Instructions to follow: Whenever a line in the material below contains "this", copy that line.
::::::::::
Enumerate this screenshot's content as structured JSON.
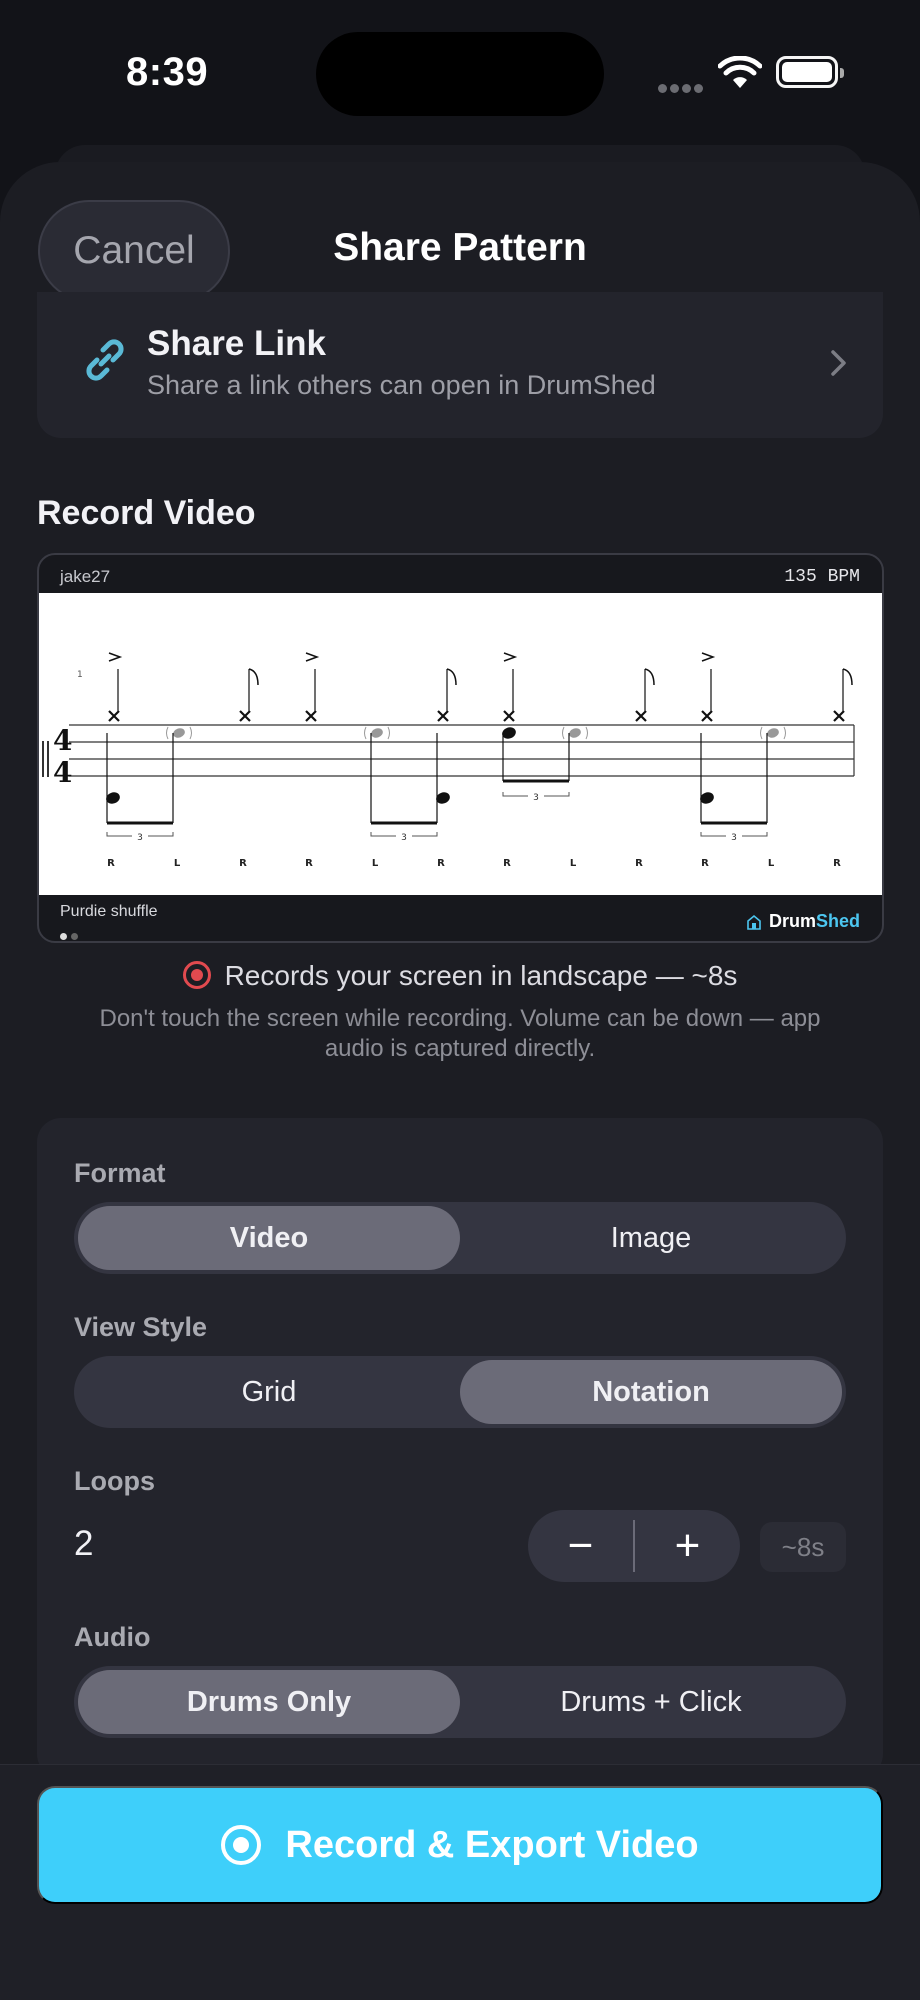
{
  "status_bar": {
    "time": "8:39"
  },
  "header": {
    "cancel_label": "Cancel",
    "title": "Share Pattern"
  },
  "share_link": {
    "title": "Share Link",
    "subtitle": "Share a link others can open in DrumShed"
  },
  "record_video": {
    "section_title": "Record Video",
    "preview": {
      "username": "jake27",
      "bpm": "135 BPM",
      "pattern_name": "Purdie shuffle",
      "brand_prefix": "Drum",
      "brand_suffix": "Shed",
      "time_signature": [
        "4",
        "4"
      ],
      "measure_number": "1",
      "tuplet": "3",
      "sticking": [
        "R",
        "L",
        "R",
        "R",
        "L",
        "R",
        "R",
        "L",
        "R",
        "R",
        "L",
        "R"
      ],
      "page_count": 2,
      "active_page": 1
    },
    "note": "Records your screen in landscape — ~8s",
    "hint": "Don't touch the screen while recording. Volume can be down — app audio is captured directly."
  },
  "settings": {
    "format": {
      "label": "Format",
      "options": [
        "Video",
        "Image"
      ],
      "selected": "Video"
    },
    "view_style": {
      "label": "View Style",
      "options": [
        "Grid",
        "Notation"
      ],
      "selected": "Notation"
    },
    "loops": {
      "label": "Loops",
      "value": "2",
      "minus": "−",
      "plus": "+",
      "duration": "~8s"
    },
    "audio": {
      "label": "Audio",
      "options": [
        "Drums Only",
        "Drums + Click"
      ],
      "selected": "Drums Only"
    }
  },
  "cta": {
    "label": "Record & Export Video"
  },
  "colors": {
    "accent": "#3ecffa",
    "record_red": "#e14a4f",
    "sheet_bg": "#1c1d23",
    "card_bg": "#23242c"
  }
}
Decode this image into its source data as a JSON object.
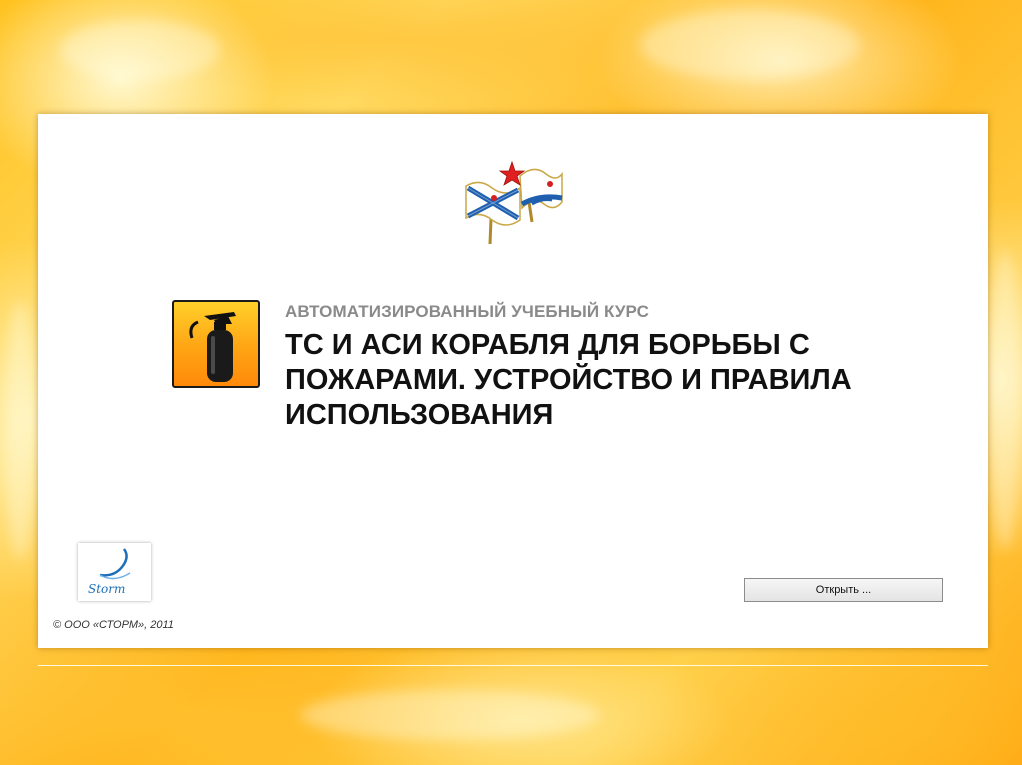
{
  "course": {
    "subtitle": "АВТОМАТИЗИРОВАННЫЙ УЧЕБНЫЙ КУРС",
    "title": "ТС И АСИ КОРАБЛЯ ДЛЯ БОРЬБЫ С ПОЖАРАМИ. УСТРОЙСТВО И ПРАВИЛА ИСПОЛЬЗОВАНИЯ"
  },
  "actions": {
    "open_label": "Открыть ..."
  },
  "footer": {
    "copyright": "© ООО «СТОРМ», 2011"
  },
  "logo": {
    "storm_text": "Storm"
  },
  "icons": {
    "flag": "naval-flag-icon",
    "extinguisher": "fire-extinguisher-icon"
  },
  "colors": {
    "background_fire": "#ffc21e",
    "icon_orange": "#ffa414",
    "subtitle_gray": "#8a8a8a",
    "logo_blue": "#1c6fb8"
  }
}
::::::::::
Finished exercise:
Enumerate this screenshot's content as structured JSON.
Decode this image into its source data as a JSON object.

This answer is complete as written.